There are two operators left to mention which look decidedly odd. They aren't ‘essential’, but from time to time do have their uses. Don't ignore them completely. This is the only place where we describe them, so our description includes what happens when they are mixed with pointer types, which makes them look more complicated than they really are.

## 3.4.1. The ?: operator

Like playing the accordion, this is easier to demonstrate than to describe.

expression1?expression2:expression3

If `expression1` is true, then the result of the whole
expression is `expression2`, otherwise it is
`expression3`; depending on the value of `expression1`,
only one of them will be evaluated when the result is calculated.

The various combinations of types that are permitted for
`expression2` and `expression3` and, based on those, the
resulting type of the whole expression, are complicated. A lot of the
complexity is due to types and notions that we haven't seen so far. For
completeness they are described in detail below, but you'll have to put up
with a number of forward references.

The easiest case is when both expressions have arithmetic type (i.e. integral or real). The usual arithmetic conversions are applied to find a common type for both expressions and then that is the type of the result. For example

a>b?1:3.5

contains a constant (1) of type `int`

and
another (3.5) of type `double`

. Applying the arithmetic
conversions gives a result of type `double`

.

Other combinations are also permitted.

- If both operands are of compatible structure or union types, then that is the type of the result.
- If both operands have
`void`

type, then that is the type of the result.

Various pointer types can be mixed.

- Both operands may be pointers to (possibly qualified) compatible types.
- One operand may be a pointer and the other a null pointer constant.
- One operand may be a pointer to an object or incomplete
type and the other a pointer to (possibly qualified)
`void`

.

The type of the result when pointers are involved is derived in two separate steps.

- If either of the operands is a pointer to a qualified type, the result is a pointer to a type that is qualified by all the qualifiers of both operands.
- If one operand is a null pointer constant, then the result has the
type of the other operand. If one operand is a pointer to void, the other
operand is converted to pointer to
`void`

and that is the type of the result.

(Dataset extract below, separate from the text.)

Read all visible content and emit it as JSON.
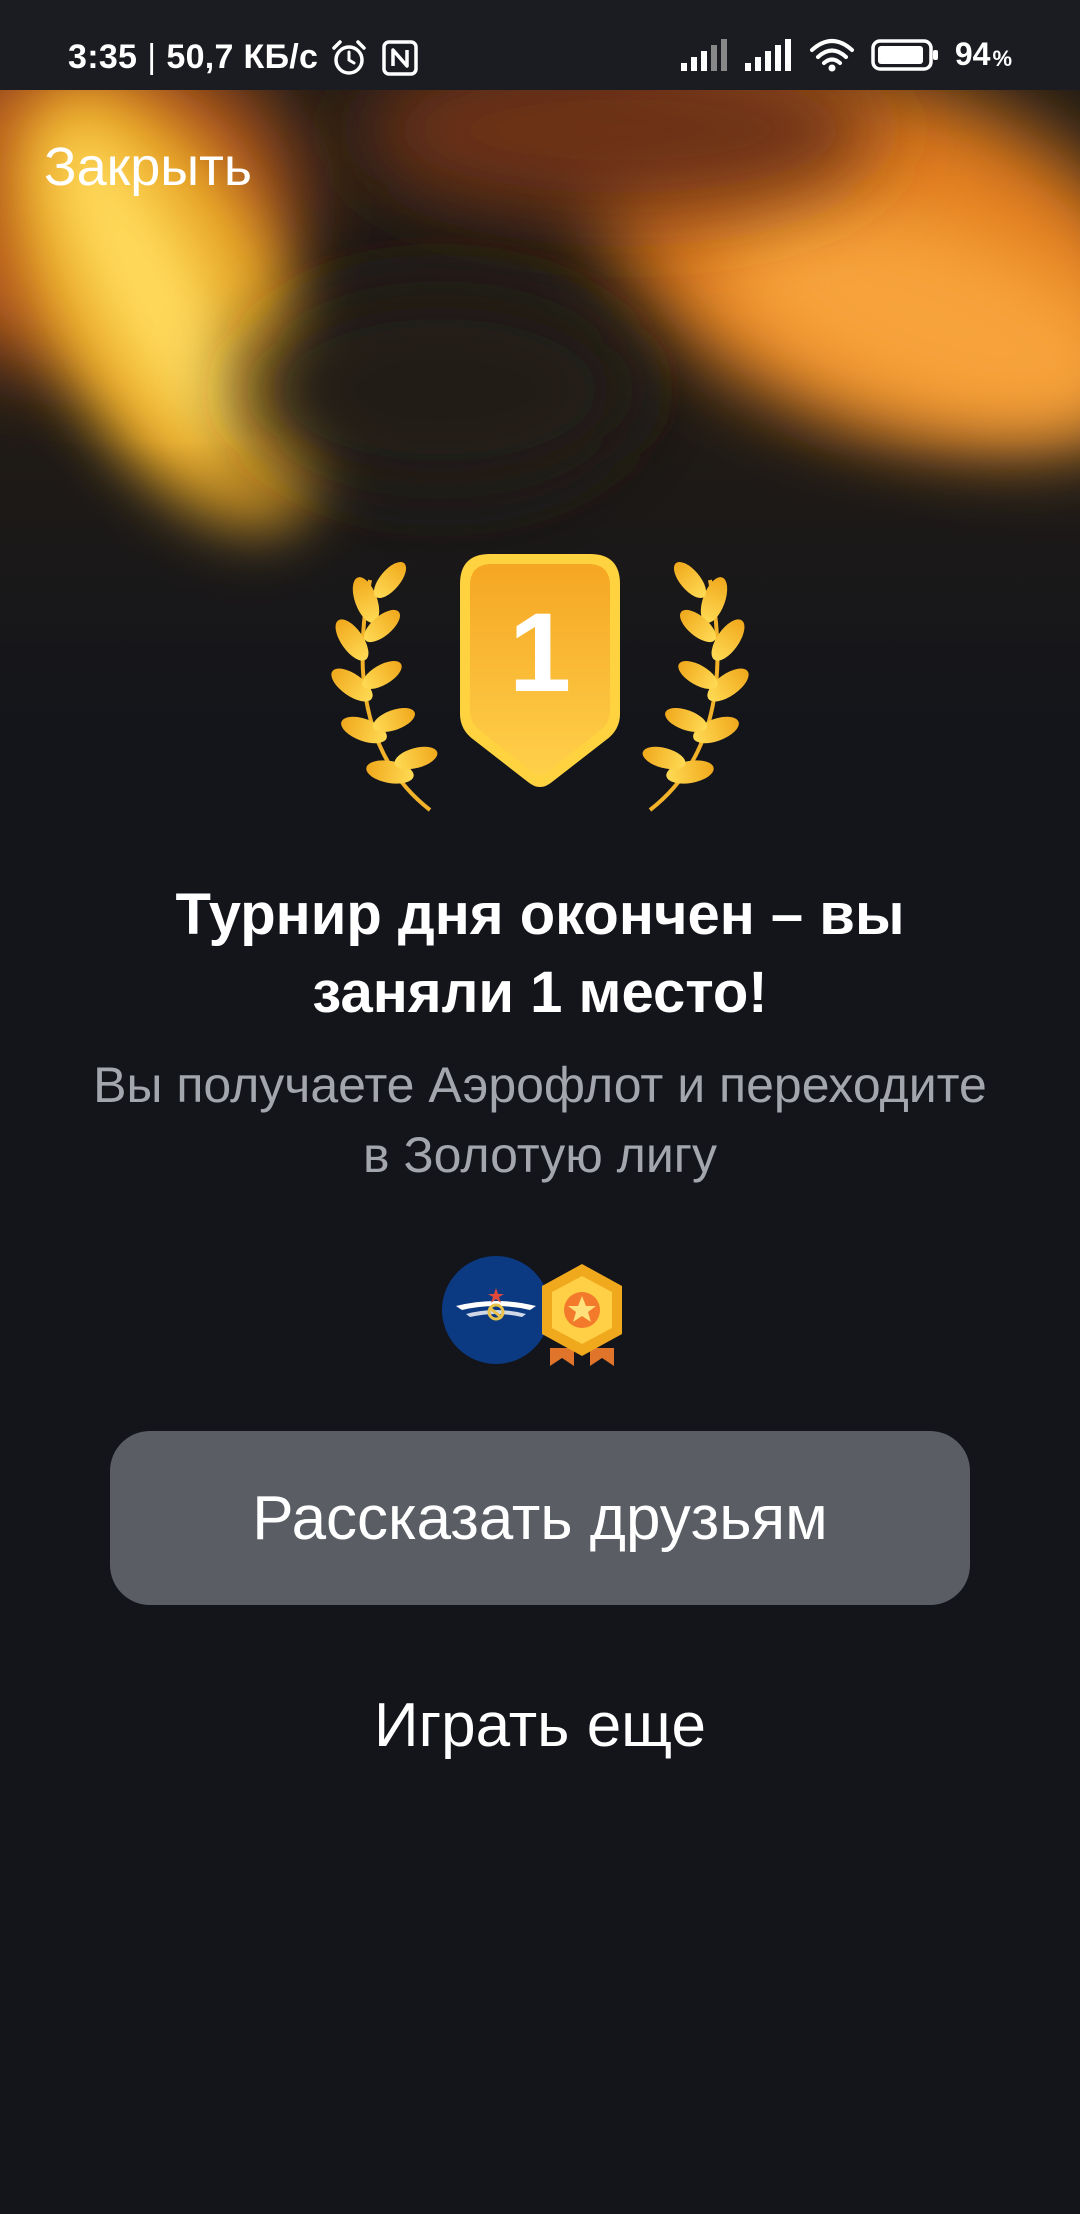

If both operands are pointers to compatible types (ignoring any qualifiers) the the result has the composite type.

Qualifiers, composite types and compatible types are all subjects discussed later.

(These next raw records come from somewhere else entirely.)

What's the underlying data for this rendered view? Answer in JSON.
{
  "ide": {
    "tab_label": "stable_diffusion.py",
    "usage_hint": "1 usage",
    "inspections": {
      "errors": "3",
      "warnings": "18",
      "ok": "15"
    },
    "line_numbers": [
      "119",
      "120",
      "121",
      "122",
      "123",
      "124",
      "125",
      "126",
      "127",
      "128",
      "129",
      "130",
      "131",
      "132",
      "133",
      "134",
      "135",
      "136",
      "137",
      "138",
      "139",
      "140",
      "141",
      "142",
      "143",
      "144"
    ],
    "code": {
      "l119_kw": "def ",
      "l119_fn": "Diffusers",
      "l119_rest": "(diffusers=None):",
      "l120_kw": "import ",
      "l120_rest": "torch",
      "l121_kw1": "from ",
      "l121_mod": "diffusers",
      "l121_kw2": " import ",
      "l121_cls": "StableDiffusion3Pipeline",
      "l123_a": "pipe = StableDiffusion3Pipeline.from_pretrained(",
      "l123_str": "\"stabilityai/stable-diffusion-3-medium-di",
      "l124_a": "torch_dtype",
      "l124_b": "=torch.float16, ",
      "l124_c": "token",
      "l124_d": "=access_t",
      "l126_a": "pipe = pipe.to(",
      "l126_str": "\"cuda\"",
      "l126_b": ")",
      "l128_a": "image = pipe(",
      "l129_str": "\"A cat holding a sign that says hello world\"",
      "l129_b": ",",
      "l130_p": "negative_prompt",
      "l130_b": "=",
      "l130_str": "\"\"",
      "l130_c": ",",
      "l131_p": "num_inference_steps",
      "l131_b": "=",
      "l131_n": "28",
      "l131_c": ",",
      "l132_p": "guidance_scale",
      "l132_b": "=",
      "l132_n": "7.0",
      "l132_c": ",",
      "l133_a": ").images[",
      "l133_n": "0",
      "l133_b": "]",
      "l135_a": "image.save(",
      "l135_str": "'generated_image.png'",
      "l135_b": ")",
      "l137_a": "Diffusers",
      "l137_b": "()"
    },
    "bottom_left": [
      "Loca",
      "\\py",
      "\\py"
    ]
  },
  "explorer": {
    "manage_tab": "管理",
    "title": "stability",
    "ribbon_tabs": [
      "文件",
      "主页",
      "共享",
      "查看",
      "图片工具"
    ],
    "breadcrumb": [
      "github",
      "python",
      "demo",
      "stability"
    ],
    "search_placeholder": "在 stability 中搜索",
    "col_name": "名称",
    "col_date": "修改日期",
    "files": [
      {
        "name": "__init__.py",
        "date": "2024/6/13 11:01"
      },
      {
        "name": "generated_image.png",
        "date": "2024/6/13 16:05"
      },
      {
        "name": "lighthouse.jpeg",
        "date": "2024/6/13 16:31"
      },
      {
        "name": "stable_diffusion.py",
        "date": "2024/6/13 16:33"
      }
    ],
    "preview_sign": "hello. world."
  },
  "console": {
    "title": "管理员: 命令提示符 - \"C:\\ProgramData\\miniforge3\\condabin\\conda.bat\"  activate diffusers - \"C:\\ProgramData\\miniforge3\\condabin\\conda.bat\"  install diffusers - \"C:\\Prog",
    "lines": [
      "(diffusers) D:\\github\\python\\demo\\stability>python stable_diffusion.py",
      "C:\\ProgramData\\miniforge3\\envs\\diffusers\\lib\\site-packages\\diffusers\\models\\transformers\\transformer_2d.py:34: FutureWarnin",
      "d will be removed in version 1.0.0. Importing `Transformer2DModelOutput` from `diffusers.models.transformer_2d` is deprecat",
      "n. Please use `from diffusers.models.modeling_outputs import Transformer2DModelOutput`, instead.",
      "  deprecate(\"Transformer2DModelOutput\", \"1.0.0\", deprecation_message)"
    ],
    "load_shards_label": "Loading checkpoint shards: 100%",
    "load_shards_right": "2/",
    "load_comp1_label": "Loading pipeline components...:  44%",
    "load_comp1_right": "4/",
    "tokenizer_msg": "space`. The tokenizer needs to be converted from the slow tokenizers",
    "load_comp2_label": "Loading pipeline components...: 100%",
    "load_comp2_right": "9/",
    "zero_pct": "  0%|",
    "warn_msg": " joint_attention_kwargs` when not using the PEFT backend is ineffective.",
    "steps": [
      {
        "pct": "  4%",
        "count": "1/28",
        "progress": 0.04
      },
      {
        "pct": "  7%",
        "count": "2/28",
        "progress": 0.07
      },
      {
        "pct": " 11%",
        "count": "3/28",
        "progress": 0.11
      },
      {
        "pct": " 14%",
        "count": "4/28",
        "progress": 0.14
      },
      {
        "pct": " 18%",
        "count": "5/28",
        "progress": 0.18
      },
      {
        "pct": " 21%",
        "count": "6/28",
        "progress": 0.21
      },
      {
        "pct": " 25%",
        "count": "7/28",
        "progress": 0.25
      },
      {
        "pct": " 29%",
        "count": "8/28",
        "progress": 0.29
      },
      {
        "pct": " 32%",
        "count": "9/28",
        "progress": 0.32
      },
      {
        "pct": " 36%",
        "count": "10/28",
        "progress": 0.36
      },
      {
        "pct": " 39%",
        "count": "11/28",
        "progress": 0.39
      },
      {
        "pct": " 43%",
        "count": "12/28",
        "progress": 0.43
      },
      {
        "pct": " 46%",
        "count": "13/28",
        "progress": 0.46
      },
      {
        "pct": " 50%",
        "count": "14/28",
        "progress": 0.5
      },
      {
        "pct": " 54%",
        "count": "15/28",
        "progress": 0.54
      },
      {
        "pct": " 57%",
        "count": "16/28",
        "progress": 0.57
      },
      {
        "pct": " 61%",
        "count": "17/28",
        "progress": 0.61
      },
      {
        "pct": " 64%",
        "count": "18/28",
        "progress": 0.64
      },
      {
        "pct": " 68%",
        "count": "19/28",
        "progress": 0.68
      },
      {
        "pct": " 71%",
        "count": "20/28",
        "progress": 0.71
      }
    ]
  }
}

The shortest useful example that we can think of is this one, where the
string to be printed by `printf`

is selected using this magical
operator.

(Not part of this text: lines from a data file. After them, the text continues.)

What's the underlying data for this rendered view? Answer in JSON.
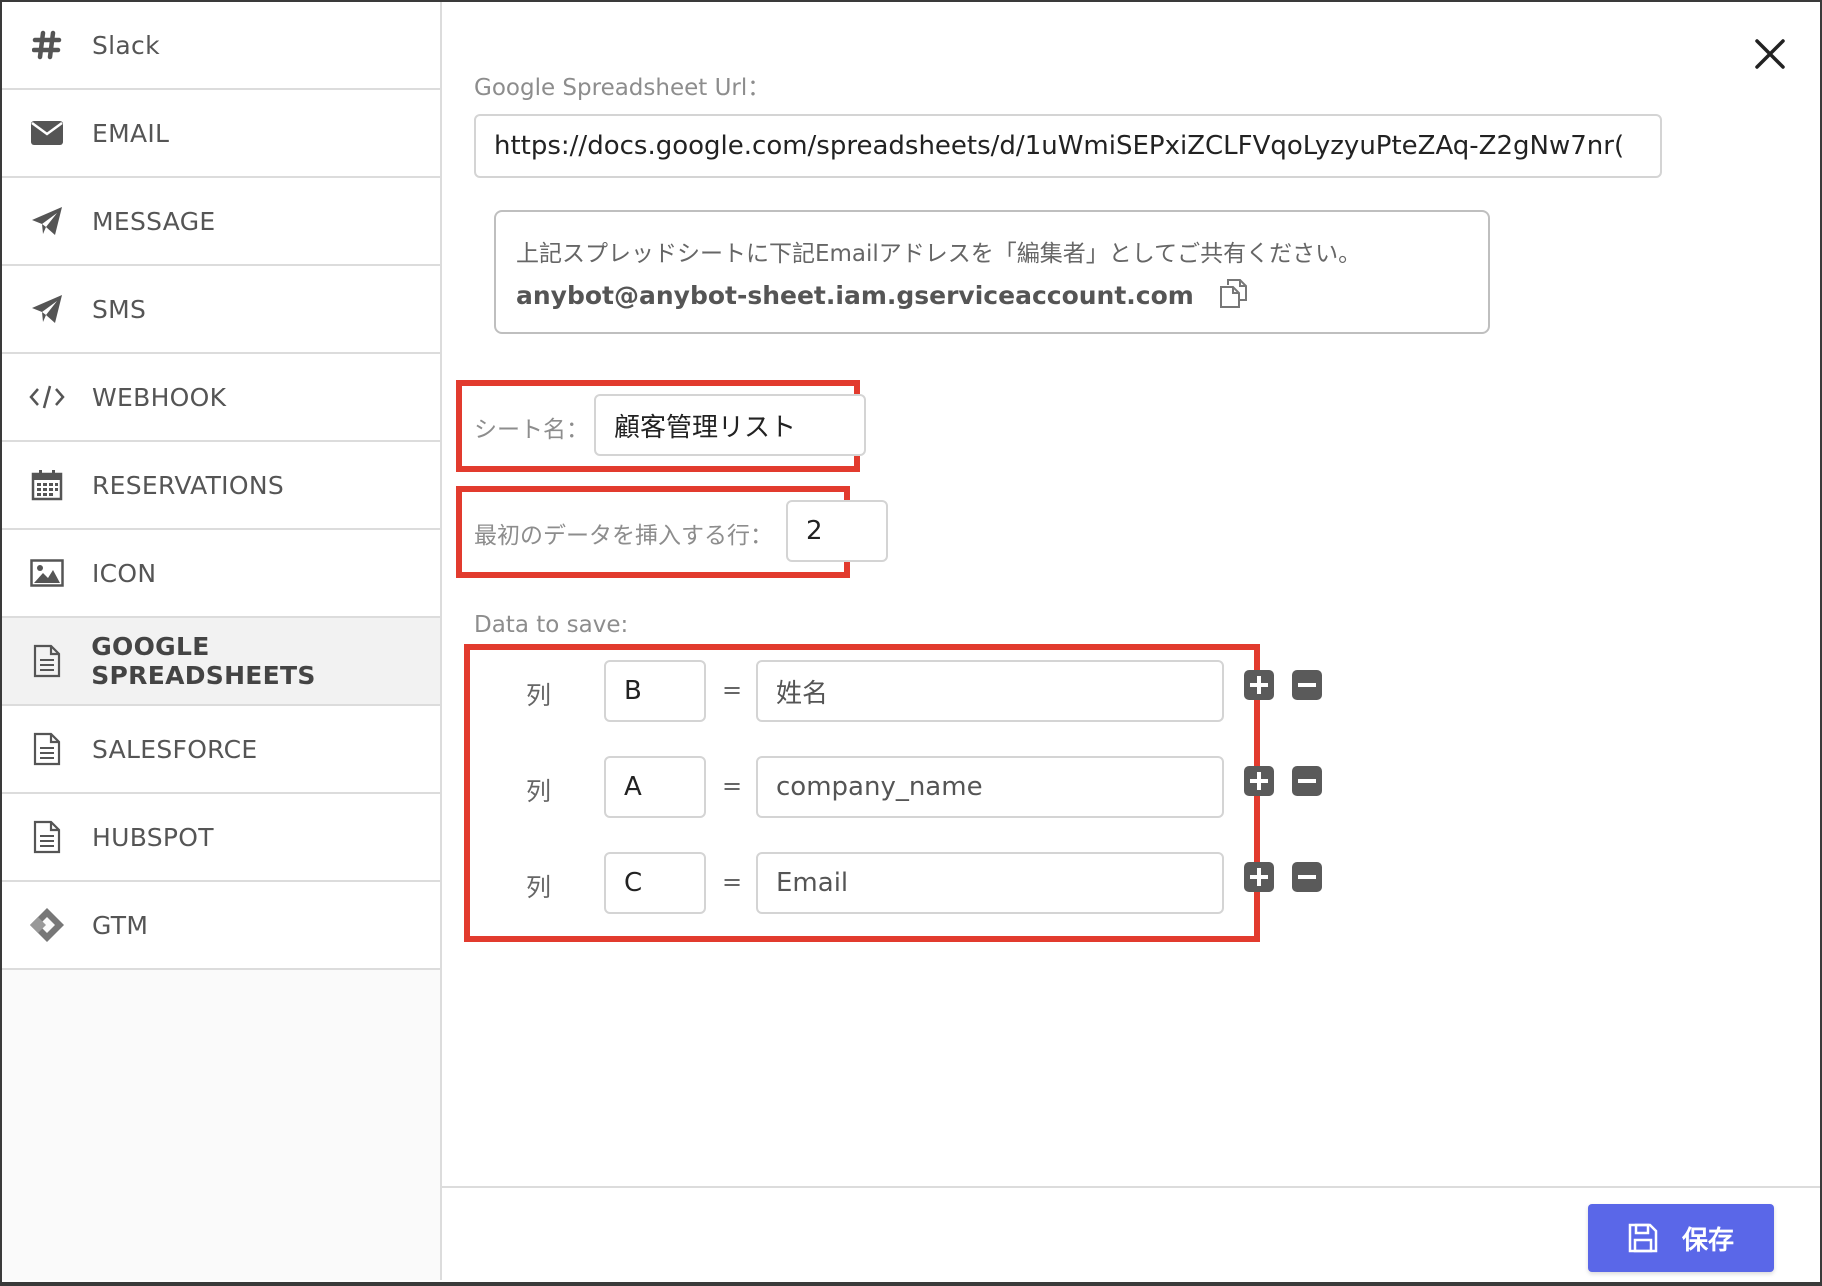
{
  "sidebar": {
    "items": [
      {
        "label": "Slack",
        "icon": "hashtag-icon"
      },
      {
        "label": "EMAIL",
        "icon": "envelope-icon"
      },
      {
        "label": "MESSAGE",
        "icon": "paper-plane-icon"
      },
      {
        "label": "SMS",
        "icon": "paper-plane-icon"
      },
      {
        "label": "WEBHOOK",
        "icon": "code-icon"
      },
      {
        "label": "RESERVATIONS",
        "icon": "calendar-icon"
      },
      {
        "label": "ICON",
        "icon": "image-icon"
      },
      {
        "label": "GOOGLE SPREADSHEETS",
        "icon": "document-icon",
        "active": true
      },
      {
        "label": "SALESFORCE",
        "icon": "document-icon"
      },
      {
        "label": "HUBSPOT",
        "icon": "document-icon"
      },
      {
        "label": "GTM",
        "icon": "gtm-diamond-icon"
      }
    ]
  },
  "form": {
    "url_label": "Google Spreadsheet Url：",
    "url_value": "https://docs.google.com/spreadsheets/d/1uWmiSEPxiZCLFVqoLyzyuPteZAq-Z2gNw7nr(",
    "notice_text": "上記スプレッドシートに下記Emailアドレスを「編集者」としてご共有ください。",
    "notice_email": "anybot@anybot-sheet.iam.gserviceaccount.com",
    "sheet_label": "シート名：",
    "sheet_value": "顧客管理リスト",
    "row_label": "最初のデータを挿入する行：",
    "row_value": "2",
    "data_label": "Data to save:",
    "mappings": [
      {
        "col_label": "列",
        "column": "B",
        "eq": "=",
        "field": "姓名"
      },
      {
        "col_label": "列",
        "column": "A",
        "eq": "=",
        "field": "company_name"
      },
      {
        "col_label": "列",
        "column": "C",
        "eq": "=",
        "field": "Email"
      }
    ]
  },
  "footer": {
    "save_label": "保存"
  },
  "colors": {
    "highlight": "#e23b2e",
    "primary_button": "#5a67e8"
  }
}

#include <stdio.h> #include <stdlib.h> main(){ int i; for(i=0; i <= 10; i++){ printf((i&1) ? "odd\n" : "even\n"); } exit(EXIT_SUCCESS); }Example 3.9

It's cute when you need it, but the first time that they see it most people look very uncomfortable for a while, then recollect an urgent appointment somewhere else.

After evaluating the first operand there is one of the sequence points described in Chapter 8.

## 3.4.2. The comma operator

This wins the prize for ‘most obscure operator’. It allows a list of expressions to be separated by commas:

expression-1,expression-2,expression-3,...,expression-n

and it goes on as long as you like. The `expressions` are
evaluated strictly left to right and their values discarded, except for
the last one, whose type and value determine the result of the overall
expression. Don't confuse this version of the comma with any of the other
uses C finds for it, especially the one that separates function arguments.
Here are a couple of examples of it in use.

#include <stdio.h> #include <stdlib.h> main(){ int i, j; /* comma used - this loop has two counters */ for(i=0, j=0; i <= 10; i++, j = i*i){ printf("i %d j %d\n", i, j); } /* * In this futile example, all but the last * constant value is discarded. * Note use of parentheses to force a comma * expression in a function call. */ printf("Overall: %d\n", ("abc", 1.2e6, 4*3+2)); exit(EXIT_SUCCESS); }Example 3.10

Unless you are feeling very adventurous, the comma operator is just as well ignored. Be prepared to see it only on special occasions.

After evaluating each operand there is one of the sequence points described in Chapter 8.